Skip to main content

Research Repository

Advanced Search

CO2 directly modulates connexin 26 by formation of carbamate bridges between subunits

Meigh, L.; Greenhalgh, S.A.; Rodgers, T.L.; Cann, M.J.; Roper, D.I.; Dale, N.

CO2 directly modulates connexin 26 by formation of carbamate bridges between subunits Thumbnail


Authors

L. Meigh

S.A. Greenhalgh

T.L. Rodgers

D.I. Roper

N. Dale



Abstract

Homeostatic regulation of the partial pressure of CO2 (PCO2) is vital for life. Sensing of pH has been proposed as a sufficient proxy for determination of PCO2 and direct CO2-sensing largely discounted. Here we show that connexin 26 (Cx26) hemichannels, causally linked to respiratory chemosensitivity, are directly modulated by CO2. A ‘carbamylation motif’, present in CO2-sensitive connexins (Cx26, Cx30, Cx32) but absent from a CO2-insensitive connexin (Cx31), comprises Lys125 and four further amino acids that orient Lys125 towards Arg104 of the adjacent subunit of the connexin hexamer.
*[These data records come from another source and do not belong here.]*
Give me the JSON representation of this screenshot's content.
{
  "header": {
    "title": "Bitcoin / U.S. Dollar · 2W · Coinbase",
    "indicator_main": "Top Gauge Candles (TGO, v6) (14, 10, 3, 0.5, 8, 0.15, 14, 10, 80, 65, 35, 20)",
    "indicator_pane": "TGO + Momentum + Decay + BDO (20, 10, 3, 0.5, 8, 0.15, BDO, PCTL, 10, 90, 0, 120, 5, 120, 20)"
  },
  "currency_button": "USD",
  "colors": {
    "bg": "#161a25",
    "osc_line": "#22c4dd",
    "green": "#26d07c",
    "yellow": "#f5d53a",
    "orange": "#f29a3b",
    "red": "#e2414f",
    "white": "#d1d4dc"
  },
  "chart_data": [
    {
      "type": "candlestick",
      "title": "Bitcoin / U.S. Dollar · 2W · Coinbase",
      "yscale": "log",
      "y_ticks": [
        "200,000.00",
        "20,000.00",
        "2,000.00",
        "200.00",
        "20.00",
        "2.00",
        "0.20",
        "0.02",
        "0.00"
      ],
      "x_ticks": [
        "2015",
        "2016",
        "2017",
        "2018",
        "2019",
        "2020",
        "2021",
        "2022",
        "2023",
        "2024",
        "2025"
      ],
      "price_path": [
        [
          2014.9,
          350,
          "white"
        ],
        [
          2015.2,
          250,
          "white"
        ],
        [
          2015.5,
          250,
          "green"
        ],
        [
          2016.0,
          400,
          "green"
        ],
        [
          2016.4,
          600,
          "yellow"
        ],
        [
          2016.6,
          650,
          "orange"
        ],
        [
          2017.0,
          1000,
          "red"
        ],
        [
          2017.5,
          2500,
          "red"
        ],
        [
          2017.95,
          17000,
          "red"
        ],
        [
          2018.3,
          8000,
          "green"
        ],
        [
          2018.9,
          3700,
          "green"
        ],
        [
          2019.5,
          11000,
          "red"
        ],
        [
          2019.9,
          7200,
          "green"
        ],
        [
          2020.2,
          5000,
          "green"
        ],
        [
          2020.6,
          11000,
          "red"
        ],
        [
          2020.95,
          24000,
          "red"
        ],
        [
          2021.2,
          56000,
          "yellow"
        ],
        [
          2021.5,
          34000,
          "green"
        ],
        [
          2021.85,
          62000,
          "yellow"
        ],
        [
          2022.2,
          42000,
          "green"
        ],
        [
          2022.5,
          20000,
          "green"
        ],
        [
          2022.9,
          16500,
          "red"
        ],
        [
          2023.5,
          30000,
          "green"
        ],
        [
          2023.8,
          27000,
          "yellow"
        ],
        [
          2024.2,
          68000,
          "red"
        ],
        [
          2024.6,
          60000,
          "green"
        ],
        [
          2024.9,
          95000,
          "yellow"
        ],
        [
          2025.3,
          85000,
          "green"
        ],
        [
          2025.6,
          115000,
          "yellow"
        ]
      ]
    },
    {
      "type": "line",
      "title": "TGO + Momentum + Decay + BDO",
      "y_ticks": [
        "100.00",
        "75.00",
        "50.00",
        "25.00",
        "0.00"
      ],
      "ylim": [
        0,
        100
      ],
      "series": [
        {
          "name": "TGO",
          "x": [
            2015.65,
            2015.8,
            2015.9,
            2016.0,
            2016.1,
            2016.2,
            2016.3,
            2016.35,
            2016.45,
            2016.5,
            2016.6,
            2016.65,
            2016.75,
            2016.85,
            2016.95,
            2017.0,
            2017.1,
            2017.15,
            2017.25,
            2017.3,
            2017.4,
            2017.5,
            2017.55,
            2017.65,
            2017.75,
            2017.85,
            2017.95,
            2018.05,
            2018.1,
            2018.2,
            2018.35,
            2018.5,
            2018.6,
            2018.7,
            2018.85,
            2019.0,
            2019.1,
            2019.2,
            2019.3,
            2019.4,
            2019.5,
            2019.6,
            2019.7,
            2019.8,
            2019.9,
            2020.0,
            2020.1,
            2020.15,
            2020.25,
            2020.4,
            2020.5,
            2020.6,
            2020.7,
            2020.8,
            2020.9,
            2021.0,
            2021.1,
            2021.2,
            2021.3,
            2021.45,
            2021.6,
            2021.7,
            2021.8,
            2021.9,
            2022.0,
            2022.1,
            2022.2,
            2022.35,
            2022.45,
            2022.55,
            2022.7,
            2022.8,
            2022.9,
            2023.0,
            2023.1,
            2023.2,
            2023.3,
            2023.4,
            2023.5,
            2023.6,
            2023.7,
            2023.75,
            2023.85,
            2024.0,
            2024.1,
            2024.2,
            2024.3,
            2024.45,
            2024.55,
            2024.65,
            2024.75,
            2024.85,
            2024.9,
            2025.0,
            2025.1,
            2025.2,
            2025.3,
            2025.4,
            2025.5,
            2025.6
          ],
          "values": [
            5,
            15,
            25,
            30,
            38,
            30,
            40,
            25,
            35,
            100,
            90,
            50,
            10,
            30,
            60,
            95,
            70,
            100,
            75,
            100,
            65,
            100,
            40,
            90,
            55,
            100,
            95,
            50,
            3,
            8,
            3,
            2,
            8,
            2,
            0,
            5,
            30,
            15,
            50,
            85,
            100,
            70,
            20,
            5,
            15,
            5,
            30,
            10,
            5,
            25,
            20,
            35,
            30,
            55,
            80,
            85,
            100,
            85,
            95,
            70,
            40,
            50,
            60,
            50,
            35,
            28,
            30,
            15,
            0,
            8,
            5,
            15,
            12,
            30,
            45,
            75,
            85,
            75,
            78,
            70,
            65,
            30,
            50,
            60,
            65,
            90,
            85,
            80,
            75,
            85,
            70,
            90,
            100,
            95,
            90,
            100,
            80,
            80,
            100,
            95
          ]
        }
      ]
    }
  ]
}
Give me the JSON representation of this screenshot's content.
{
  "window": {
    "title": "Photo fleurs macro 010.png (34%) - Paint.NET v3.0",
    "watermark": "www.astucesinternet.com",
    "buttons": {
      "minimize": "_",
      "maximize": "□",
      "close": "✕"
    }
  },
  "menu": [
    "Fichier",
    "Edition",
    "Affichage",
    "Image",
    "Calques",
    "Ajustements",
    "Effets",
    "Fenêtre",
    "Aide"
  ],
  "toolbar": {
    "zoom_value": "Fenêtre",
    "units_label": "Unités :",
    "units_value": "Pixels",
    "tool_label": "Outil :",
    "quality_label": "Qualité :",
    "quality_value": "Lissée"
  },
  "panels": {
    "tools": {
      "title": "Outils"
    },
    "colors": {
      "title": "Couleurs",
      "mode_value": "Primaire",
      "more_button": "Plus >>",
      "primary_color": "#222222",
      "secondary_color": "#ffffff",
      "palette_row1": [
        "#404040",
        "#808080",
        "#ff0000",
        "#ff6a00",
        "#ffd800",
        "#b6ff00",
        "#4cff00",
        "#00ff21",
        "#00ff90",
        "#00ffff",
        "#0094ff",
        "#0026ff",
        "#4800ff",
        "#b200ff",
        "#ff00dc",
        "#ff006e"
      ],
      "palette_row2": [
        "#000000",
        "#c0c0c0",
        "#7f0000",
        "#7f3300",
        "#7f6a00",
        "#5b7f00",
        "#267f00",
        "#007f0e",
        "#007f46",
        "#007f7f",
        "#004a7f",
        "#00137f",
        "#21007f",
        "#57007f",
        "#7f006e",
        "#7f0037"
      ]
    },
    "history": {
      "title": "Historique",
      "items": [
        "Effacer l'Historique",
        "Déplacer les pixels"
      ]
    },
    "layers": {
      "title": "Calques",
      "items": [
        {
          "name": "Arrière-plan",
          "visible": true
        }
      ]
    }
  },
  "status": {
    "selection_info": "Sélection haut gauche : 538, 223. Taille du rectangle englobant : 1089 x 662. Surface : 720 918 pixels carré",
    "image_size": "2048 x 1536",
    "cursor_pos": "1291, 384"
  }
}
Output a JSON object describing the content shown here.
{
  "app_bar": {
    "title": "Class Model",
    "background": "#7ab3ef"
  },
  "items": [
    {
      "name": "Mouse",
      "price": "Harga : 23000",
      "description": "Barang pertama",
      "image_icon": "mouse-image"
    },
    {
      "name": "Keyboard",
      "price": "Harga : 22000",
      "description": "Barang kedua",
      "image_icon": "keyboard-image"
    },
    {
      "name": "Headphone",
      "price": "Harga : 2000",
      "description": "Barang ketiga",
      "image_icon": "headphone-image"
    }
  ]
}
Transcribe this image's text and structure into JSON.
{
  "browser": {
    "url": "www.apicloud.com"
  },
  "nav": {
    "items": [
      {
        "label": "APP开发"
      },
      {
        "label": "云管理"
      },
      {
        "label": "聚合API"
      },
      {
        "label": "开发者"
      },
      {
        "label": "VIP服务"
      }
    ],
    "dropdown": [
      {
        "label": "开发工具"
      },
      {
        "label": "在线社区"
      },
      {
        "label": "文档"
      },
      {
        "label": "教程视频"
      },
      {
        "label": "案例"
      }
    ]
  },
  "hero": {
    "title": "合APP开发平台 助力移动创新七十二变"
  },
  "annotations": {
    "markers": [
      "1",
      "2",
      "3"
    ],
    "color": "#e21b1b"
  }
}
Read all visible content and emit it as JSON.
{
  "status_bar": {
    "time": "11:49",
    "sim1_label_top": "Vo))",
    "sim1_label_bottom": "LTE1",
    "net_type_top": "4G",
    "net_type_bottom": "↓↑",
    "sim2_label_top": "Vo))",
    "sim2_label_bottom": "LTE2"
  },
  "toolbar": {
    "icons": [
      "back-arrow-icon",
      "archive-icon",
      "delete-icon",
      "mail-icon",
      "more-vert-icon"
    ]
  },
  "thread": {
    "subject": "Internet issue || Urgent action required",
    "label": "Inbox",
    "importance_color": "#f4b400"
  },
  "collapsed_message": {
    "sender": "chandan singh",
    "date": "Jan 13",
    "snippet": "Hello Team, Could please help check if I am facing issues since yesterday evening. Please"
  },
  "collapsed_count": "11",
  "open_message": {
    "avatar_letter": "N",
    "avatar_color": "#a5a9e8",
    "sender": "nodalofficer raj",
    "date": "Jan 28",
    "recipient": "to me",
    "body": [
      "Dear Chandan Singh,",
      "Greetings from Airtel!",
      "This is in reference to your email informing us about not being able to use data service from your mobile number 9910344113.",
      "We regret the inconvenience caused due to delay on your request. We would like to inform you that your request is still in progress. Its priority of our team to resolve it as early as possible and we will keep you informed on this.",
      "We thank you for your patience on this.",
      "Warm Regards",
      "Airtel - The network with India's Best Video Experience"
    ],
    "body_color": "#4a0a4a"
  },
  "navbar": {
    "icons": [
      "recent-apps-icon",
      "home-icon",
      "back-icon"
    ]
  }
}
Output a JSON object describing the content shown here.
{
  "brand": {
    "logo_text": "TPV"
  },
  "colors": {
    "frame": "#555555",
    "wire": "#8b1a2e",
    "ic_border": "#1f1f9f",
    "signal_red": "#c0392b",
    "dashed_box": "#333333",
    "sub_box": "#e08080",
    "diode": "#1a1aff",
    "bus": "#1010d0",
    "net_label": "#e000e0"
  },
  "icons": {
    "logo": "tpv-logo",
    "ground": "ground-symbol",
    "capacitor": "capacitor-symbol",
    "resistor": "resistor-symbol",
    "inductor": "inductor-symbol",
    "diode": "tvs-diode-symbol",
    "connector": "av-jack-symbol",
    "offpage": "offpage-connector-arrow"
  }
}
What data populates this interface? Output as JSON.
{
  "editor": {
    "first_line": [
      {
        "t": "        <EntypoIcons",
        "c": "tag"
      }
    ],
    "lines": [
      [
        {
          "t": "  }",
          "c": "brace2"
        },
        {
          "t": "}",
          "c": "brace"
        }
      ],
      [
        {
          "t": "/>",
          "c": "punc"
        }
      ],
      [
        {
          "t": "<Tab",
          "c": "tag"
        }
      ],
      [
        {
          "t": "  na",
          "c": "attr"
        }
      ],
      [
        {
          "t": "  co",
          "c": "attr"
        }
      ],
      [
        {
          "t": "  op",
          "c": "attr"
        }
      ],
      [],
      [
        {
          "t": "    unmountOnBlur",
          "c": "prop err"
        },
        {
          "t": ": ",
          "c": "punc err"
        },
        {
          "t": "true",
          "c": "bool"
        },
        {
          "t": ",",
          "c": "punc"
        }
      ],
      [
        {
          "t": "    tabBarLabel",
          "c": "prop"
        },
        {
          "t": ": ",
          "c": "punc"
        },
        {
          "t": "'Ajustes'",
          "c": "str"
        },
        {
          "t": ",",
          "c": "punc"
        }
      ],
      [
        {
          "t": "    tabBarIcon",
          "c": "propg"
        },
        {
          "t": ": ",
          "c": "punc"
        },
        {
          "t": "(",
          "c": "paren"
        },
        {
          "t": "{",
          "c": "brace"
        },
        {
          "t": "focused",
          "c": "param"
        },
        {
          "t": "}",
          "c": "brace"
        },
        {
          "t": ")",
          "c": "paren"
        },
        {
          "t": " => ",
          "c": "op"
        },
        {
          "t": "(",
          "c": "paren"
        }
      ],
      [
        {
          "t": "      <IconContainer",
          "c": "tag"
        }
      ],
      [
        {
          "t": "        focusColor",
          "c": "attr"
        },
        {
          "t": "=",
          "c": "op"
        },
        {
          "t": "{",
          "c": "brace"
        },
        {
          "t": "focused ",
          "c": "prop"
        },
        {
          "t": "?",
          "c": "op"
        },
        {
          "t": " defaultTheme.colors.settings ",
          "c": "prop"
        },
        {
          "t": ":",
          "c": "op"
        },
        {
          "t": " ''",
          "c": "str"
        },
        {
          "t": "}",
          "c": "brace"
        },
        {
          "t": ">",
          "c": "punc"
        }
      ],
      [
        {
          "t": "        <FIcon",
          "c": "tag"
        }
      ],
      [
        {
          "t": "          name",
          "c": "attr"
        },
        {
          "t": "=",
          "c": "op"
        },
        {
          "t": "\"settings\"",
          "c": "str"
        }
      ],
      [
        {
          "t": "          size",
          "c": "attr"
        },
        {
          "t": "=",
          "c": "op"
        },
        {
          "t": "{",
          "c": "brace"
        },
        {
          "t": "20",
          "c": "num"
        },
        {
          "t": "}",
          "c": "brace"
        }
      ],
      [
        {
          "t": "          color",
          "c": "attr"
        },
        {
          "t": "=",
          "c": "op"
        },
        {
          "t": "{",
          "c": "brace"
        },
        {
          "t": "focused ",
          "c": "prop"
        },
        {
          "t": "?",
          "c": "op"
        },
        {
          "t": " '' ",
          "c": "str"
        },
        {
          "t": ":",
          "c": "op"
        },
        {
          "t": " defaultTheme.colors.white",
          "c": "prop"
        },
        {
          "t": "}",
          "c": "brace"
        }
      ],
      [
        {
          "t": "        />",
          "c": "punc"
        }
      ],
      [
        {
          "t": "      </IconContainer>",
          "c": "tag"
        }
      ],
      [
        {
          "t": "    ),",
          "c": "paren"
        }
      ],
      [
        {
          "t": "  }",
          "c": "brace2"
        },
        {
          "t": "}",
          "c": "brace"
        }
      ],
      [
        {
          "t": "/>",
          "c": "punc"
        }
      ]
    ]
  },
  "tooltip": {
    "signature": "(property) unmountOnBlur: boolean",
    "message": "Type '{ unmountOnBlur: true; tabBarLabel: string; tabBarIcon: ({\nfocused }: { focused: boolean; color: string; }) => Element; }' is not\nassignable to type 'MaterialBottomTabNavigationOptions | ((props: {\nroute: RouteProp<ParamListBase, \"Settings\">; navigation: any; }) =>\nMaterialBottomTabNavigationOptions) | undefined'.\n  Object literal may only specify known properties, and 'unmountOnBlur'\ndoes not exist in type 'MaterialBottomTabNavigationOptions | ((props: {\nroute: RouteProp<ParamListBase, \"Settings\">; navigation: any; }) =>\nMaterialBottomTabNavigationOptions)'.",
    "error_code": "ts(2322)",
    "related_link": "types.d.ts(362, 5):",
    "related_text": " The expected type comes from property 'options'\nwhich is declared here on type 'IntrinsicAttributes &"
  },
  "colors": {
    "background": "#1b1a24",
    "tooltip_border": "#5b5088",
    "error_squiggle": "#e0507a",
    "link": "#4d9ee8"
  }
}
Introducing the carbamylation motif into Cx31 created a mutant hemichannel (mCx31) that was opened by increases in PCO2. Mutation of the carbamylation motif in Cx26 and mCx31 destroyed CO2 sensitivity. Course-grained computational modelling of Cx26 demonstrated that the proposed carbamate bridge between Lys125 and Arg104 biases the hemichannel to the open state. Carbamylation of Cx26 introduces a new transduction principle for physiological sensing of CO2.

Journal Article Type Article
Publication Date Nov 12, 2013
Deposit Date Nov 28, 2013
Publicly Available Date Dec 1, 2014
Journal eLife
Publisher eLife Sciences Publications
Peer Reviewed Peer Reviewed
Volume 2
DOI https://doi.org/10.7554/elife.01213
Public URL https://durham-repository.worktribe.com/output/1443960

Files

Published Journal Article (3.8 Mb)
PDF

Publisher Licence URL
http://creativecommons.org/licenses/by/4.0/

Copyright Statement
Copyright © Meigh et al. This article is distributed under the
terms of the Creative Commons Attribution License, which permits unrestricted use and redistribution provided that the original author and source are credited.






You might also like



Downloadable Citations